We thought we should expand a bit on an entry we published some time ago about fake IDs and the consequences of using them.
The consequences, we noted, may include charges ranging from mere infractions to felonies. Don’t forget that you’re actually committing a class D felony when you carry one of these things. The person issuing your citation knows that, so if you do make the mistake of using a forged license, don’t make the additional mistake of being rude to the arresting officer – we’ve heard from at least one person in a position to know that when it comes to charging, politeness counts.
In that entry, we also pointed out that there will be inevitable administrative repercussions, including the suspension or revocation of your real license.
Among other things, we said that DMV doesn’t need a conviction before it takes action against you. All the law requires is a violation of the Vehicle and Traffic Law, so a mere charge is enough to trigger an administrative response.
And that’s true, as far as it goes, but DMV may take action against you, we find, even without a charge. That’s worth restating: If you use a fake ID – and if DMV can figure out who you are – your license (or, if you’re from out-of-state, your privilege to drive in New York) can be revoked without a charge ever being brought.
We’ve had more than one report confirming this.
In the typical scenario, a person under 21 walks into a bar.
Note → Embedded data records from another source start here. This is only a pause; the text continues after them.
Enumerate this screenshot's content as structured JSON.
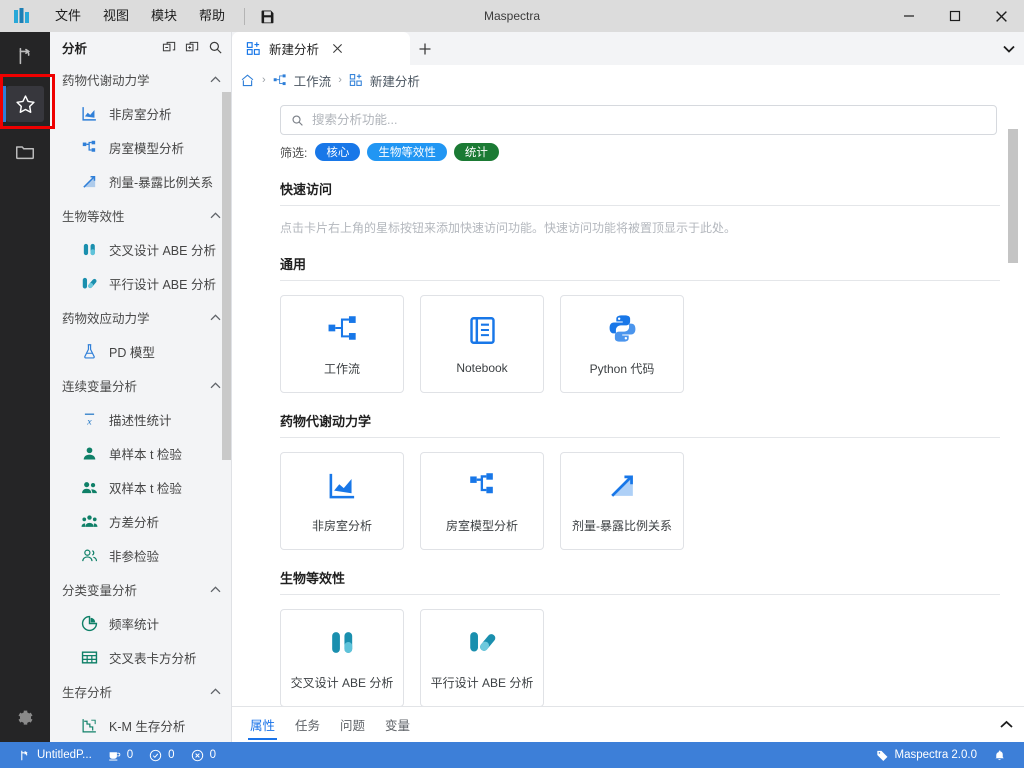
{
  "window": {
    "title": "Maspectra",
    "logo_icon": "maspectra-logo-icon",
    "minimize_label": "–",
    "maximize_label": "☐",
    "close_label": "✕"
  },
  "menubar": {
    "items": [
      {
        "label": "文件",
        "name": "menu-file"
      },
      {
        "label": "视图",
        "name": "menu-view"
      },
      {
        "label": "模块",
        "name": "menu-module"
      },
      {
        "label": "帮助",
        "name": "menu-help"
      }
    ],
    "save_icon": "save-disk-icon"
  },
  "activitybar": {
    "items": [
      {
        "name": "activity-workflow",
        "icon": "workflow-branch-icon",
        "active": false
      },
      {
        "name": "activity-favorites",
        "icon": "star-icon",
        "active": true
      },
      {
        "name": "activity-files",
        "icon": "folder-icon",
        "active": false
      }
    ],
    "settings": {
      "name": "activity-settings",
      "icon": "gear-icon"
    },
    "accent_color": "#2f7fd8",
    "highlight_color": "#ef0000"
  },
  "sidebar": {
    "title": "分析",
    "actions": [
      {
        "name": "collapse-all-icon",
        "icon": "collapse-all-icon"
      },
      {
        "name": "expand-all-icon",
        "icon": "expand-all-icon"
      },
      {
        "name": "search-icon",
        "icon": "search-icon"
      }
    ],
    "groups": [
      {
        "label": "药物代谢动力学",
        "name": "sidebar-group-pharmacokinetics",
        "expanded": true,
        "items": [
          {
            "label": "非房室分析",
            "icon": "area-chart-icon",
            "name": "sidebar-item-nca",
            "color": "#2f7fd8"
          },
          {
            "label": "房室模型分析",
            "icon": "compartment-model-icon",
            "name": "sidebar-item-compartment",
            "color": "#2f7fd8"
          },
          {
            "label": "剂量-暴露比例关系",
            "icon": "dose-proportionality-icon",
            "name": "sidebar-item-dose-proportionality",
            "color": "#2f7fd8"
          }
        ]
      },
      {
        "label": "生物等效性",
        "name": "sidebar-group-bioequivalence",
        "expanded": true,
        "items": [
          {
            "label": "交叉设计 ABE 分析",
            "icon": "two-capsules-icon",
            "name": "sidebar-item-crossover-abe",
            "color": "#1a8fae"
          },
          {
            "label": "平行设计 ABE 分析",
            "icon": "parallel-capsules-icon",
            "name": "sidebar-item-parallel-abe",
            "color": "#1a8fae"
          }
        ]
      },
      {
        "label": "药物效应动力学",
        "name": "sidebar-group-pharmacodynamics",
        "expanded": true,
        "items": [
          {
            "label": "PD 模型",
            "icon": "flask-icon",
            "name": "sidebar-item-pd-model",
            "color": "#2f7fd8"
          }
        ]
      },
      {
        "label": "连续变量分析",
        "name": "sidebar-group-continuous-variables",
        "expanded": true,
        "items": [
          {
            "label": "描述性统计",
            "icon": "x-bar-icon",
            "name": "sidebar-item-descriptive-statistics",
            "color": "#1b73c4"
          },
          {
            "label": "单样本 t 检验",
            "icon": "single-person-icon",
            "name": "sidebar-item-one-sample-t-test",
            "color": "#0f8068"
          },
          {
            "label": "双样本 t 检验",
            "icon": "two-persons-icon",
            "name": "sidebar-item-two-sample-t-test",
            "color": "#0f8068"
          },
          {
            "label": "方差分析",
            "icon": "three-persons-icon",
            "name": "sidebar-item-anova",
            "color": "#0f8068"
          },
          {
            "label": "非参检验",
            "icon": "people-outline-icon",
            "name": "sidebar-item-nonparametric",
            "color": "#0f8068"
          }
        ]
      },
      {
        "label": "分类变量分析",
        "name": "sidebar-group-categorical-variables",
        "expanded": true,
        "items": [
          {
            "label": "频率统计",
            "icon": "pie-chart-icon",
            "name": "sidebar-item-frequency",
            "color": "#0f8068"
          },
          {
            "label": "交叉表卡方分析",
            "icon": "table-icon",
            "name": "sidebar-item-crosstab-chisq",
            "color": "#0f8068"
          }
        ]
      },
      {
        "label": "生存分析",
        "name": "sidebar-group-survival",
        "expanded": true,
        "items": [
          {
            "label": "K-M 生存分析",
            "icon": "survival-curve-icon",
            "name": "sidebar-item-km-survival",
            "color": "#0f8068"
          }
        ]
      }
    ]
  },
  "tabbar": {
    "tabs": [
      {
        "label": "新建分析",
        "icon": "new-analysis-icon",
        "active": true,
        "name": "tab-new-analysis"
      }
    ],
    "close_label": "✕",
    "new_tab_label": "+",
    "more_label": "▾"
  },
  "breadcrumb": {
    "items": [
      {
        "label": "",
        "icon": "home-icon",
        "name": "breadcrumb-home"
      },
      {
        "label": "工作流",
        "icon": "workflow-icon",
        "name": "breadcrumb-workflow"
      },
      {
        "label": "新建分析",
        "icon": "new-analysis-icon",
        "name": "breadcrumb-new-analysis"
      }
    ],
    "separator": "›"
  },
  "search": {
    "placeholder": "搜索分析功能...",
    "value": "",
    "icon": "search-icon"
  },
  "filters": {
    "label": "筛选:",
    "chips": [
      {
        "label": "核心",
        "color": "#1877e8",
        "name": "filter-chip-core"
      },
      {
        "label": "生物等效性",
        "color": "#2196f3",
        "name": "filter-chip-bioequivalence"
      },
      {
        "label": "统计",
        "color": "#1b7a34",
        "name": "filter-chip-statistics"
      }
    ]
  },
  "sections": [
    {
      "title": "快速访问",
      "name": "section-quick-access",
      "note": "点击卡片右上角的星标按钮来添加快速访问功能。快速访问功能将被置顶显示于此处。",
      "cards": []
    },
    {
      "title": "通用",
      "name": "section-general",
      "note": "",
      "cards": [
        {
          "label": "工作流",
          "icon": "workflow-icon",
          "name": "card-workflow",
          "color": "#1877e8"
        },
        {
          "label": "Notebook",
          "icon": "notebook-icon",
          "name": "card-notebook",
          "color": "#1877e8"
        },
        {
          "label": "Python 代码",
          "icon": "python-icon",
          "name": "card-python-code",
          "color": "#1877e8"
        }
      ]
    },
    {
      "title": "药物代谢动力学",
      "name": "section-pharmacokinetics",
      "note": "",
      "cards": [
        {
          "label": "非房室分析",
          "icon": "area-chart-icon",
          "name": "card-nca",
          "color": "#1877e8"
        },
        {
          "label": "房室模型分析",
          "icon": "compartment-model-icon",
          "name": "card-compartment",
          "color": "#1877e8"
        },
        {
          "label": "剂量-暴露比例关系",
          "icon": "dose-proportionality-icon",
          "name": "card-dose-proportionality",
          "color": "#1877e8"
        }
      ]
    },
    {
      "title": "生物等效性",
      "name": "section-bioequivalence",
      "note": "",
      "cards": [
        {
          "label": "交叉设计 ABE 分析",
          "icon": "two-capsules-icon",
          "name": "card-crossover-abe",
          "color": "#1a8fae"
        },
        {
          "label": "平行设计 ABE 分析",
          "icon": "parallel-capsules-icon",
          "name": "card-parallel-abe",
          "color": "#1a8fae"
        }
      ]
    }
  ],
  "panel": {
    "tabs": [
      {
        "label": "属性",
        "active": true,
        "name": "panel-tab-properties"
      },
      {
        "label": "任务",
        "active": false,
        "name": "panel-tab-tasks"
      },
      {
        "label": "问题",
        "active": false,
        "name": "panel-tab-problems"
      },
      {
        "label": "变量",
        "active": false,
        "name": "panel-tab-variables"
      }
    ],
    "collapse_icon": "chevron-up-icon"
  },
  "statusbar": {
    "project": "UntitledP...",
    "project_icon": "workflow-branch-icon",
    "metrics": [
      {
        "icon": "kernel-icon",
        "value": "0",
        "name": "status-kernel-count"
      },
      {
        "icon": "check-circle-icon",
        "value": "0",
        "name": "status-success-count"
      },
      {
        "icon": "error-circle-icon",
        "value": "0",
        "name": "status-error-count"
      }
    ],
    "version": "Maspectra 2.0.0",
    "version_icon": "tag-icon",
    "bell_icon": "bell-icon",
    "background_color": "#3d7fd8"
  }
}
He or she orders a drink from the bartender, who demands to see some ID. Remember always that because of Section 260.20 of the Penal Law the bartender could spend up to a year in the county jail for serving alcohol to an underaged customer. This provides an incentive to give the card a careful look. In this typical scenario, having given the card a careful look, the bartender notices that it’s fake (Remember, too, that if something is fake there’s almost bound to be some difference between it and the real thing – and if there is a difference someone is bound, sooner or later, to notice it). The forgery is discovered and the card is confiscated – and turned in to DMV. Then DMV sends out the suspension letter we’ve described previously.
Now, if you get that letter (‘offering’ a 90-day suspension in lieu of a threatened 1-year revocation) and if – in addition – you’re in a position to dispute the allegation that you used a fake ID, you might consider refusing the suspension offer and demanding a hearing. You should be aware, however, that criminal charges could still be brought, and it’s our understanding, based on prior cases, that DMV may consider bringing criminal charges if you don’t cave in the administrative proceeding.
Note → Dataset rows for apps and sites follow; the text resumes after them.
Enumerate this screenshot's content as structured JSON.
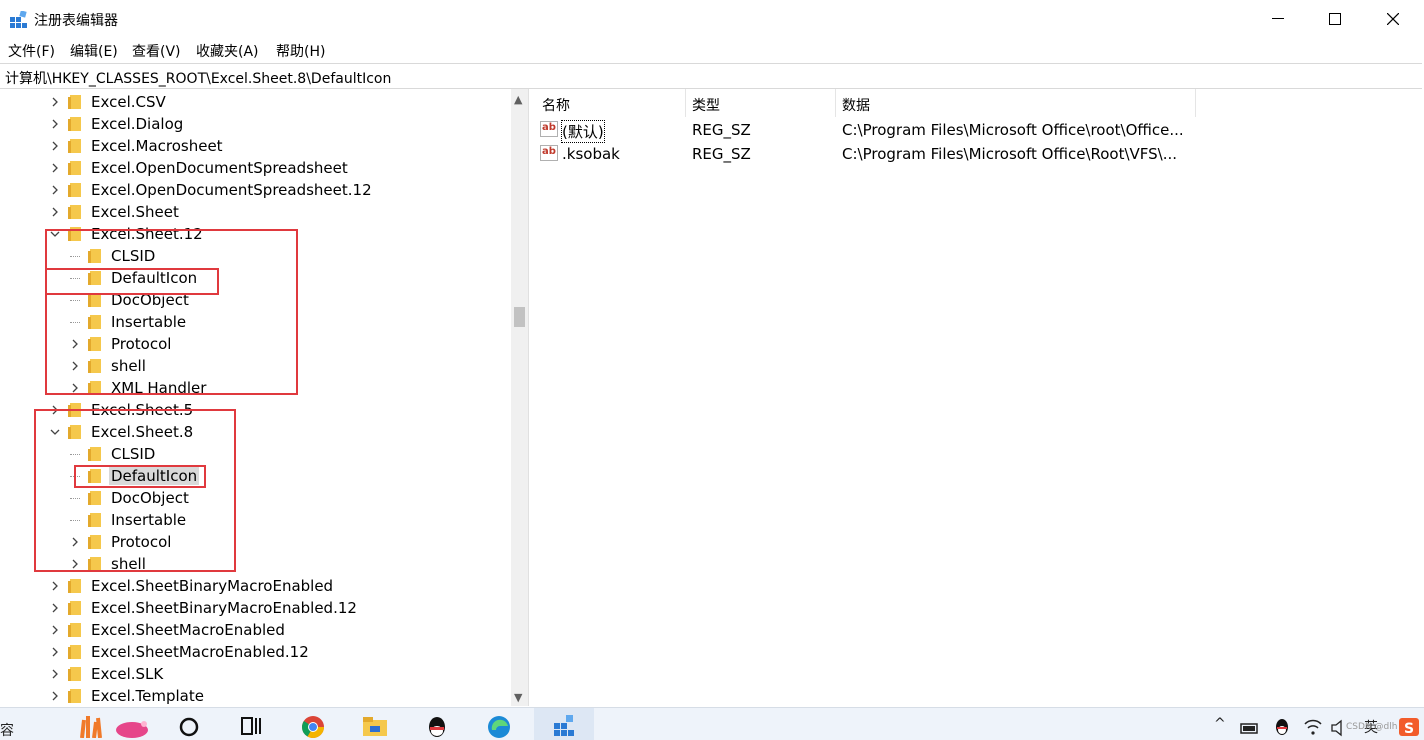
{
  "window": {
    "title": "注册表编辑器",
    "app_icon": "registry-editor-icon"
  },
  "menu": [
    "文件(F)",
    "编辑(E)",
    "查看(V)",
    "收藏夹(A)",
    "帮助(H)"
  ],
  "address": "计算机\\HKEY_CLASSES_ROOT\\Excel.Sheet.8\\DefaultIcon",
  "tree": [
    {
      "label": "Excel.CSV",
      "level": 0,
      "chev": "right"
    },
    {
      "label": "Excel.Dialog",
      "level": 0,
      "chev": "right"
    },
    {
      "label": "Excel.Macrosheet",
      "level": 0,
      "chev": "right"
    },
    {
      "label": "Excel.OpenDocumentSpreadsheet",
      "level": 0,
      "chev": "right"
    },
    {
      "label": "Excel.OpenDocumentSpreadsheet.12",
      "level": 0,
      "chev": "right"
    },
    {
      "label": "Excel.Sheet",
      "level": 0,
      "chev": "right"
    },
    {
      "label": "Excel.Sheet.12",
      "level": 0,
      "chev": "down"
    },
    {
      "label": "CLSID",
      "level": 1,
      "chev": "none"
    },
    {
      "label": "DefaultIcon",
      "level": 1,
      "chev": "none"
    },
    {
      "label": "DocObject",
      "level": 1,
      "chev": "none"
    },
    {
      "label": "Insertable",
      "level": 1,
      "chev": "none"
    },
    {
      "label": "Protocol",
      "level": 1,
      "chev": "right"
    },
    {
      "label": "shell",
      "level": 1,
      "chev": "right"
    },
    {
      "label": "XML Handler",
      "level": 1,
      "chev": "right"
    },
    {
      "label": "Excel.Sheet.5",
      "level": 0,
      "chev": "right"
    },
    {
      "label": "Excel.Sheet.8",
      "level": 0,
      "chev": "down"
    },
    {
      "label": "CLSID",
      "level": 1,
      "chev": "none"
    },
    {
      "label": "DefaultIcon",
      "level": 1,
      "chev": "none",
      "selected": true
    },
    {
      "label": "DocObject",
      "level": 1,
      "chev": "none"
    },
    {
      "label": "Insertable",
      "level": 1,
      "chev": "none"
    },
    {
      "label": "Protocol",
      "level": 1,
      "chev": "right"
    },
    {
      "label": "shell",
      "level": 1,
      "chev": "right"
    },
    {
      "label": "Excel.SheetBinaryMacroEnabled",
      "level": 0,
      "chev": "right"
    },
    {
      "label": "Excel.SheetBinaryMacroEnabled.12",
      "level": 0,
      "chev": "right"
    },
    {
      "label": "Excel.SheetMacroEnabled",
      "level": 0,
      "chev": "right"
    },
    {
      "label": "Excel.SheetMacroEnabled.12",
      "level": 0,
      "chev": "right"
    },
    {
      "label": "Excel.SLK",
      "level": 0,
      "chev": "right"
    },
    {
      "label": "Excel.Template",
      "level": 0,
      "chev": "right"
    }
  ],
  "list": {
    "columns": [
      "名称",
      "类型",
      "数据"
    ],
    "rows": [
      {
        "name": "(默认)",
        "type": "REG_SZ",
        "data": "C:\\Program Files\\Microsoft Office\\root\\Office..."
      },
      {
        "name": ".ksobak",
        "type": "REG_SZ",
        "data": "C:\\Program Files\\Microsoft Office\\Root\\VFS\\..."
      }
    ]
  },
  "taskbar": {
    "left_text": "容",
    "tray_text": "^",
    "lang": "英",
    "watermark": "CSDN @dlh"
  },
  "colors": {
    "highlight_box": "#e0393e",
    "folder": "#f5c84c",
    "selection": "#d9d9d9"
  }
}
If you do decide to accept the offer, you should send the form accepting the 90-day suspension – and your license – to the address on the form. DMV will date your suspension as of the date received, so you will get credit for every day after DMV receives the form and your license. However, you won’t be able to predict exactly when, to the minute, DMV will receive your materials and suspend your license. And this is why you should follow DMV’s advice: do NOT drive after mailing off your license.
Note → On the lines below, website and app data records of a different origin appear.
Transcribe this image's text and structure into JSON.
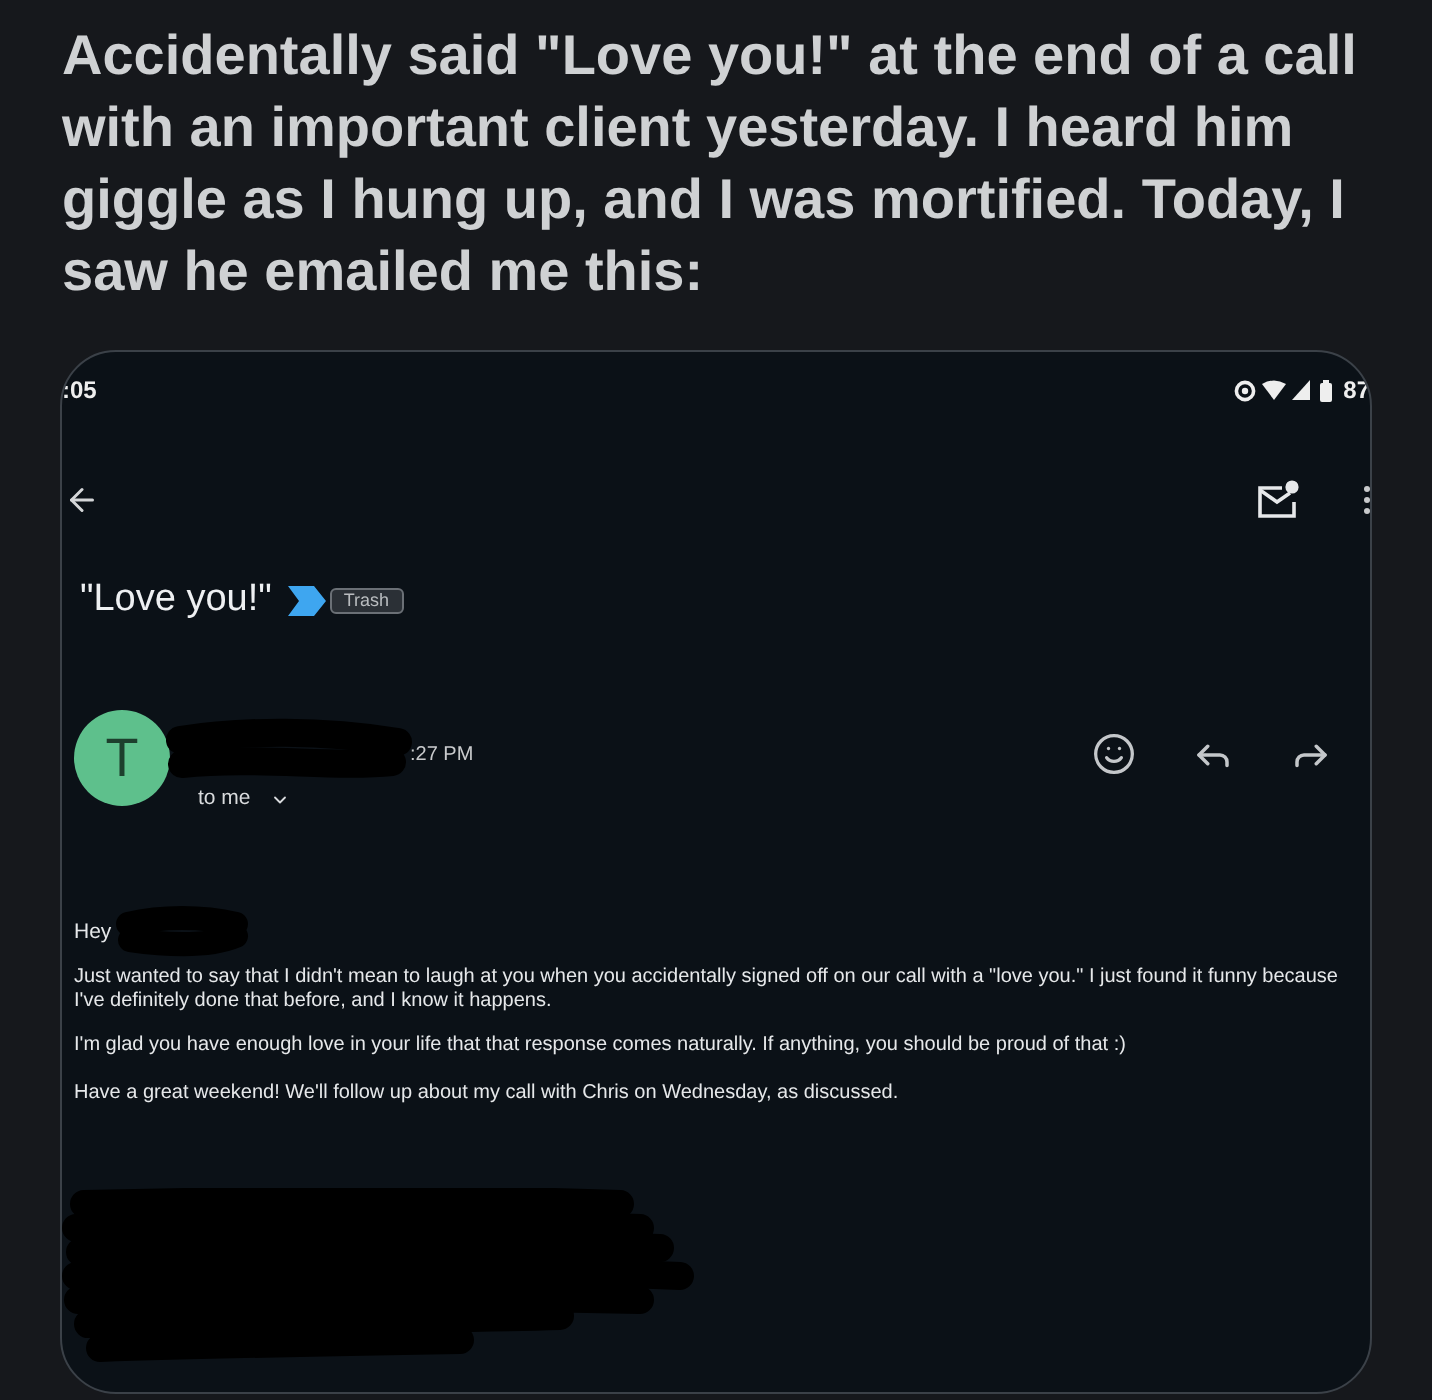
{
  "post": {
    "caption": "Accidentally said \"Love you!\" at the end of a call with an important client yesterday. I heard him giggle as I hung up, and I was mortified. Today, I saw he emailed me this:"
  },
  "phone_screenshot": {
    "status_bar": {
      "time": ":05",
      "battery": "87"
    },
    "email": {
      "subject": "\"Love you!\"",
      "important": true,
      "label": "Trash",
      "sender": {
        "initial": "T",
        "name_redacted": true,
        "time": ":27 PM",
        "recipient": "to me"
      },
      "body": {
        "greeting": "Hey",
        "greeting_name_redacted": true,
        "paragraphs": [
          "Just wanted to say that I didn't mean to laugh at you when you accidentally signed off on our call with a \"love you.\" I just found it funny because I've definitely done that before, and I know it happens.",
          "I'm glad you have enough love in your life that that response comes naturally. If anything, you should be proud of that :)",
          "Have a great weekend! We'll follow up about my call with Chris on Wednesday, as discussed."
        ],
        "signature_redacted": true
      }
    }
  }
}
You may, if you have an otherwise decent driving record, be eligible for a restricted-use license to get you to and from work or school. However, you can expect a significant gap in your driving privileges anyway. You won’t be able to apply for the restricted-use license until you actually get a further notice of suspension from DMV. This may be as much as 3 – 4 weeks down the road.